What would your advice be to your younger, rookie agent self, now that you’re a top producer?
Weslee Knapp, Keller Knapp Realty: “Take a different approach than the average person. Every property is different, and you have to understand who the buyer is for that property and attach the marketing efforts to that particular subset of consumers.”
Chad Polazzo, RE/MAX of Georgia: “It’s about efficiency. Efficiency means, ‘How can I do something faster? How can I do it easier? And how can I make it less painful for people, more smooth and more enjoyable?’ Selling and buying real estate is a stressful endeavor for most people, and one of the things that I strive to do is to make it fun and enjoyable, because otherwise, what’s the point? Younger agents do have a distinct advantage, because they don’t have any of these legacy systems that they’ve been developing over the years that they’re trying to transition out of.”

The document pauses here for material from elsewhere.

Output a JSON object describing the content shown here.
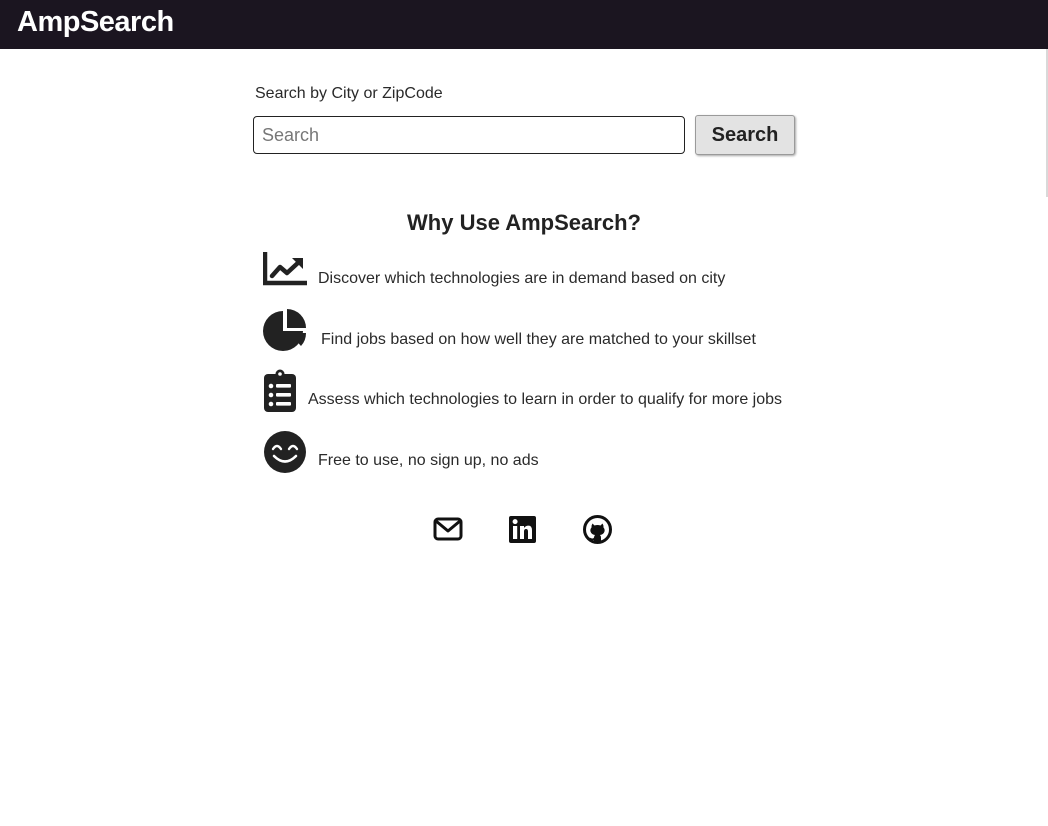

Bobbi Meyers, Coldwell Banker: Looking back, with all of the knowledge that I have have gained over the years, I would say the one thing I would coach my young/new agent self on is remaining consistent and maintaining a great database. I was not taught how important it was to create and work your database. The lack of that caused my business to have major highs and lows over the years. Once I got the hang of that and learned how to consistently touch my sphere of influence – through mailings, emails, newsletters, social media, postcards and other forms of communication – my business not only increased, but it allowed me to stay in front of clients that I sold previously, which resulted in them calling me back to sell their current home and upgrade them to a bigger home. New agents: Learn that quickly; it could save you a lot of headaches, anxiety and panic.